-- Opening Marker --

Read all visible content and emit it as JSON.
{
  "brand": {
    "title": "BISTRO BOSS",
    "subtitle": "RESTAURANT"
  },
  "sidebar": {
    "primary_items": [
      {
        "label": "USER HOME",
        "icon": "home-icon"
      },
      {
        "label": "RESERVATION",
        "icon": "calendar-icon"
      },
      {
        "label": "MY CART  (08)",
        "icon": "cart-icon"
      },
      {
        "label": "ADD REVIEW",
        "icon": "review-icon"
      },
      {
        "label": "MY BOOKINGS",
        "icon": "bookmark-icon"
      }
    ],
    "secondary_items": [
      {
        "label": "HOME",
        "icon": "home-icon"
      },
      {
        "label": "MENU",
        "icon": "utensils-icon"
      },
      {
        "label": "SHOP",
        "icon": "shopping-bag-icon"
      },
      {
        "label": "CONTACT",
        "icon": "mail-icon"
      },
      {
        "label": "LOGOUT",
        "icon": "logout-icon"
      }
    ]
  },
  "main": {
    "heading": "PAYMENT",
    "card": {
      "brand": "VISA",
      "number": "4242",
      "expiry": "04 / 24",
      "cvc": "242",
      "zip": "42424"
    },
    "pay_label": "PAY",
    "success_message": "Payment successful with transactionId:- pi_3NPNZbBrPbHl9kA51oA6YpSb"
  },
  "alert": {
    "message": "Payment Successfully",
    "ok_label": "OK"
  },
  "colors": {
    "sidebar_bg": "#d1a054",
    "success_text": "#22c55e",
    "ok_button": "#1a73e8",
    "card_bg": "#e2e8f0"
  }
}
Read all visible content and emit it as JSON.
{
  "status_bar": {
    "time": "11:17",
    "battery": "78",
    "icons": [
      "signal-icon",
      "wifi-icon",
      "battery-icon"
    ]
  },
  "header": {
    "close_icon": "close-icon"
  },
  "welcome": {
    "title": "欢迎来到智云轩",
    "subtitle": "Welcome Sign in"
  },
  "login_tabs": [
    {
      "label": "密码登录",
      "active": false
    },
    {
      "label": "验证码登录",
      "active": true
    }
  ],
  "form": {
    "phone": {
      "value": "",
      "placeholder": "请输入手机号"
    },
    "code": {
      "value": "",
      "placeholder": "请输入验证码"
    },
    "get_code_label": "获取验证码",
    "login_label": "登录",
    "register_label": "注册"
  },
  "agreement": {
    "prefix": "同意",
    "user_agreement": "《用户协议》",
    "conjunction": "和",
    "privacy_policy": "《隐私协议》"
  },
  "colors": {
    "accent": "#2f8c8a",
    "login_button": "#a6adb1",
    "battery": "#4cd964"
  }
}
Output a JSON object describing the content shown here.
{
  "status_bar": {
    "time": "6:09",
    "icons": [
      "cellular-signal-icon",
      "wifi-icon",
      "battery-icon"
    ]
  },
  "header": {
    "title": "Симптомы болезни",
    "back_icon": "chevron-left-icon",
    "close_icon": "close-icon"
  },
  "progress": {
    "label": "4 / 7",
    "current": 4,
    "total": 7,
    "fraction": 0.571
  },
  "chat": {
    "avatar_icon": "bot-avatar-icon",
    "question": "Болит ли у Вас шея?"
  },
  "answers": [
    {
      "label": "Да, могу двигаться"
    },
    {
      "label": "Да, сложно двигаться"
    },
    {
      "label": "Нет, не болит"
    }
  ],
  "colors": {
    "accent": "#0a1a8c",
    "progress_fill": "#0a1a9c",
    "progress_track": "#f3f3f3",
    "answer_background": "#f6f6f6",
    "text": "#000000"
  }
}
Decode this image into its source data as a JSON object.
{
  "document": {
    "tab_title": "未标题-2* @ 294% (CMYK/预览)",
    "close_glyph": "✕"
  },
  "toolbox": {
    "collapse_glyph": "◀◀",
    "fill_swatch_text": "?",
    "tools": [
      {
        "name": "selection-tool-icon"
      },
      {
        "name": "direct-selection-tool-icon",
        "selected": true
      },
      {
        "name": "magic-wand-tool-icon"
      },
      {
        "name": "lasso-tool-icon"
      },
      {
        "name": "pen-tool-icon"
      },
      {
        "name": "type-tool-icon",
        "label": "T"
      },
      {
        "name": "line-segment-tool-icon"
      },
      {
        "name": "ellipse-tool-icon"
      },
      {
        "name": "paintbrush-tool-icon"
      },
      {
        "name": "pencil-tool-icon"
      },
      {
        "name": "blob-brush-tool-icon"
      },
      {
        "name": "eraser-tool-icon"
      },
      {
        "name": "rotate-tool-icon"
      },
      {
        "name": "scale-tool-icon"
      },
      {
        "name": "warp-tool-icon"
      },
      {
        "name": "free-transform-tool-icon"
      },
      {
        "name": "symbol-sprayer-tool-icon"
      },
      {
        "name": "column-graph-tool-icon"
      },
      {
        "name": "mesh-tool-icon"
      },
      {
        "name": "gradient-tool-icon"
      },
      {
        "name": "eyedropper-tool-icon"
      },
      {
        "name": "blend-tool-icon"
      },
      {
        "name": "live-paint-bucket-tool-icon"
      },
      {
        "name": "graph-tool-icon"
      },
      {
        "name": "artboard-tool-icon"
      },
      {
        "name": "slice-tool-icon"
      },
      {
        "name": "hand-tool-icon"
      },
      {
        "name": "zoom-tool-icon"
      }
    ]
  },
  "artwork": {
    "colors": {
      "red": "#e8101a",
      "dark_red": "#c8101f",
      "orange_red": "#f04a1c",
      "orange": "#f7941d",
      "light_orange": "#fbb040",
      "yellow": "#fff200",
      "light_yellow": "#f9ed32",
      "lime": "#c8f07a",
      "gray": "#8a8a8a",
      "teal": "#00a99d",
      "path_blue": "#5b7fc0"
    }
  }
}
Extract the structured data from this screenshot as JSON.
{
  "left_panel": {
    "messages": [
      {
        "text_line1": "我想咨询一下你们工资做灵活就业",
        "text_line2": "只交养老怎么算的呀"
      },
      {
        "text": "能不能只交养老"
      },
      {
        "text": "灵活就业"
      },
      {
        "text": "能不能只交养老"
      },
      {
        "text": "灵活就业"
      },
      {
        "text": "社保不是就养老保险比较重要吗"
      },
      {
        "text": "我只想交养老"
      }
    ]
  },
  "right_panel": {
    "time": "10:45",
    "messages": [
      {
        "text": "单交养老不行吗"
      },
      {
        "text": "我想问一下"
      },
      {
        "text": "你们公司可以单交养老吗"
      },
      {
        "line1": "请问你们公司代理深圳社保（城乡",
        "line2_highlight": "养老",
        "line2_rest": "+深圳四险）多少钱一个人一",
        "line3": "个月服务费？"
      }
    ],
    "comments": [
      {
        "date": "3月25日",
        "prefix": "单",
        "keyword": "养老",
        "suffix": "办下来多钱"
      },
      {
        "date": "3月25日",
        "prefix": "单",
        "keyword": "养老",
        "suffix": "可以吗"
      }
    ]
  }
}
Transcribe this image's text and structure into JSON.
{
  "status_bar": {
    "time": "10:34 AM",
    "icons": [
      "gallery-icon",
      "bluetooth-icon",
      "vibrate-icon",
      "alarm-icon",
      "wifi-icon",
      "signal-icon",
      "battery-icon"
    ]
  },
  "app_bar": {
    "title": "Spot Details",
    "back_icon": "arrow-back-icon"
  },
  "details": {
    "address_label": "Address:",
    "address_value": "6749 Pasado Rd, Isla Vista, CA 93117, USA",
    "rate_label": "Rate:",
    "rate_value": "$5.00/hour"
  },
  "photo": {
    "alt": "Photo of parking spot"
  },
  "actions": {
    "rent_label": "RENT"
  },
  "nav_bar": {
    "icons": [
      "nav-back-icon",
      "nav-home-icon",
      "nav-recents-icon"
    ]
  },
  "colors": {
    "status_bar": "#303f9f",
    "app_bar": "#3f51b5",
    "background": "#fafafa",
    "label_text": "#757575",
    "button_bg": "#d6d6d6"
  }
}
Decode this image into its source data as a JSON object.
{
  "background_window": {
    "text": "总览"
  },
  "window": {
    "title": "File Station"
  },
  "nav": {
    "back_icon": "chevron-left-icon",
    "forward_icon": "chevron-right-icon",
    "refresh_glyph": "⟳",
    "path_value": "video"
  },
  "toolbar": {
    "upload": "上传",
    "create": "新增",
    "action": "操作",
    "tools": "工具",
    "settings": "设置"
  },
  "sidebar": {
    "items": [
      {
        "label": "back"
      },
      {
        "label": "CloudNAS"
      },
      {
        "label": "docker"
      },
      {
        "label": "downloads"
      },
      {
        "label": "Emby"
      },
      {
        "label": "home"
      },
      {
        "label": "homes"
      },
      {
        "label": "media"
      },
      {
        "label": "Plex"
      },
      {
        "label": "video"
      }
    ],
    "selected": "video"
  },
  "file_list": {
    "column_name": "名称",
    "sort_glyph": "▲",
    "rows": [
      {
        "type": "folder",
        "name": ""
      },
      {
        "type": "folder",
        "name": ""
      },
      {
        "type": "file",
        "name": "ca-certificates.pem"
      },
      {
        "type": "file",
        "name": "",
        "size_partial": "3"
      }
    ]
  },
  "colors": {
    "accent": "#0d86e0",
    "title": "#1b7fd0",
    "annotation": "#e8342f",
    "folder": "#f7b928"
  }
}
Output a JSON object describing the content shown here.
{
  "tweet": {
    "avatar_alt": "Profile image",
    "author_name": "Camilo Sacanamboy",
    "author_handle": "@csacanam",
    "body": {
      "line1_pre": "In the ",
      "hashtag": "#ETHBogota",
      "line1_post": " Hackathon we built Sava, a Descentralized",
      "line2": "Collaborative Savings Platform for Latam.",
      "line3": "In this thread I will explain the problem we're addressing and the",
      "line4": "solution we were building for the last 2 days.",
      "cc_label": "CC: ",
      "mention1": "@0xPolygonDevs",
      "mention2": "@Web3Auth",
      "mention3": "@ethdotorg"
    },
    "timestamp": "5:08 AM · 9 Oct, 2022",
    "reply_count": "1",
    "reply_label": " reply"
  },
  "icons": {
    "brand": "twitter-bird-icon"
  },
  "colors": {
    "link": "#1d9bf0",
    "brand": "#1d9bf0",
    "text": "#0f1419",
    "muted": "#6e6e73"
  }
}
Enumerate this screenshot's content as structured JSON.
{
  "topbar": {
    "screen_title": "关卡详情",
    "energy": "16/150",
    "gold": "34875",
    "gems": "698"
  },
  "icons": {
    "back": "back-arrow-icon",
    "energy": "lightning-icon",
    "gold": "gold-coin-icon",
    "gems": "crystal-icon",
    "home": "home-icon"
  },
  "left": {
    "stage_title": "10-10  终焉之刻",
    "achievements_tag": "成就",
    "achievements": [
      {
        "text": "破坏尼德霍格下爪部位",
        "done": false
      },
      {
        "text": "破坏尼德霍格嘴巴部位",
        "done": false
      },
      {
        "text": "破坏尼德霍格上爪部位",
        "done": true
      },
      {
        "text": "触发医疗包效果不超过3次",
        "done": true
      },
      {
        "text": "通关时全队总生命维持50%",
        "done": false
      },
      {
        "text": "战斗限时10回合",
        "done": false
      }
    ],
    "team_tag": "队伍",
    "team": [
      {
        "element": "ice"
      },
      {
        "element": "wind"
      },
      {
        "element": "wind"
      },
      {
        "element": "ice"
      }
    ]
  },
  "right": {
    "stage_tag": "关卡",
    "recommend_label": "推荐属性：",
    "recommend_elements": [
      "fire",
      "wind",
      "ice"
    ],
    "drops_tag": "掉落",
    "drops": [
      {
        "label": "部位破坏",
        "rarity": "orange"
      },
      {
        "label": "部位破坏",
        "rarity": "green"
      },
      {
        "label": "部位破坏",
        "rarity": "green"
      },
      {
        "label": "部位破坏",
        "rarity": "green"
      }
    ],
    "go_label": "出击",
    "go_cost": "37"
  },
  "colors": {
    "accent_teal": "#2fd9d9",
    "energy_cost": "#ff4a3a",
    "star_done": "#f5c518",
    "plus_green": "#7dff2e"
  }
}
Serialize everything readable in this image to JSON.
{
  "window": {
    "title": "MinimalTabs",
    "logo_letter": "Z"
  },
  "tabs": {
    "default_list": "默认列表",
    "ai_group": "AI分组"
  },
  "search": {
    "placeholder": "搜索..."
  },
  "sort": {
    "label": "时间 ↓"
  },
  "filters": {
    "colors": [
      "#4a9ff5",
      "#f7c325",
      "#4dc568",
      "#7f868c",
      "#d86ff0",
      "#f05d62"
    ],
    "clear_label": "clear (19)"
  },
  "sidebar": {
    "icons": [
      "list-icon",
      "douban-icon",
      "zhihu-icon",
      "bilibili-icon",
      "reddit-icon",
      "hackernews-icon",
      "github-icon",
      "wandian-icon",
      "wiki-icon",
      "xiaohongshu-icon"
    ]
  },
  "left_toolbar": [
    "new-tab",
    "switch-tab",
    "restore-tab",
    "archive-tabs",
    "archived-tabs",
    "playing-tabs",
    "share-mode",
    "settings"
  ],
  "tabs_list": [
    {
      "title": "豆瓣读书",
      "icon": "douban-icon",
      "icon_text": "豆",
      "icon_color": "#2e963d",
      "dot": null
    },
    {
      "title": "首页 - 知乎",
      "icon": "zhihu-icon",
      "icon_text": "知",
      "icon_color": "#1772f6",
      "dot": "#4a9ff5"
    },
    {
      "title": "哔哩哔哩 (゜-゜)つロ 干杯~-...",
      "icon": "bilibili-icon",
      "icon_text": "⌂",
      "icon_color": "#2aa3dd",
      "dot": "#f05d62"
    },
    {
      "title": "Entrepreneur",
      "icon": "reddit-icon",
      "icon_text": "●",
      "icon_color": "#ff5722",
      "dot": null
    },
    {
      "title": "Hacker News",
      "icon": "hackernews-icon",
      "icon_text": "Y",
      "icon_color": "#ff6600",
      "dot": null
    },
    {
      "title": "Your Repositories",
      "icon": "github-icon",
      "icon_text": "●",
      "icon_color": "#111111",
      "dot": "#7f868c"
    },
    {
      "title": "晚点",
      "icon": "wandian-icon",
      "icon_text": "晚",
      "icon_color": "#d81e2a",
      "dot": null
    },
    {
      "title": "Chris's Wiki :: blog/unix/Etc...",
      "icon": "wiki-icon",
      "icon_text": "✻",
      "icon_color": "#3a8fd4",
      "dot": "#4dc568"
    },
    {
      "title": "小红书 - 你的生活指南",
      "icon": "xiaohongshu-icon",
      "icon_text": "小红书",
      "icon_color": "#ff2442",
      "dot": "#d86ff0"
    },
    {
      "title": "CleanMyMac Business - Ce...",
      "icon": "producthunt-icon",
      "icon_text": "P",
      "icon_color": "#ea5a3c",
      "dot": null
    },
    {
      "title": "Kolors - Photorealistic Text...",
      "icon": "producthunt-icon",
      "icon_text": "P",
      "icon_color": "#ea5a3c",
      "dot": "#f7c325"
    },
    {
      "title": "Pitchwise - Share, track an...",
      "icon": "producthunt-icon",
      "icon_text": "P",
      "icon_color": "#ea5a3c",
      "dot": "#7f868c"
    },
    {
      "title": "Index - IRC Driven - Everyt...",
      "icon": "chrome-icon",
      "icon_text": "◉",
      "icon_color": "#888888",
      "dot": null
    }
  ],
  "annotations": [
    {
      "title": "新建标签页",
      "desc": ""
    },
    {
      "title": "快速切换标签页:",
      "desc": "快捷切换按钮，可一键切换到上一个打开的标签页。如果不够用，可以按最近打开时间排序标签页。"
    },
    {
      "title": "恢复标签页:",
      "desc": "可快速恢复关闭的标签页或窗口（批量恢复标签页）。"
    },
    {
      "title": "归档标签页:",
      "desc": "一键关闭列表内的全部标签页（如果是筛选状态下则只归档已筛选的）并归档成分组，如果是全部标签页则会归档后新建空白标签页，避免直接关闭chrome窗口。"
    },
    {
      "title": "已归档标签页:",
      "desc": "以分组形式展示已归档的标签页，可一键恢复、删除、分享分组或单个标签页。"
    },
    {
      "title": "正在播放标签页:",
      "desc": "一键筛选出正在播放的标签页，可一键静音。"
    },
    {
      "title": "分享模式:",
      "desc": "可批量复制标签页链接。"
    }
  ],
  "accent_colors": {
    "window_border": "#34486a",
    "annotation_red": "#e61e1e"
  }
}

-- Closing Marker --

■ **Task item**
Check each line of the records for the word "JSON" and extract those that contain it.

■ **Answer section**
Read all visible content and emit it as JSON.
Read all visible content and emit it as JSON.
Output a JSON object describing the content shown here.
Decode this image into its source data as a JSON object.
Extract the structured data from this screenshot as JSON.
Transcribe this image's text and structure into JSON.
Decode this image into its source data as a JSON object.
Output a JSON object describing the content shown here.
Enumerate this screenshot's content as structured JSON.
Serialize everything readable in this image to JSON.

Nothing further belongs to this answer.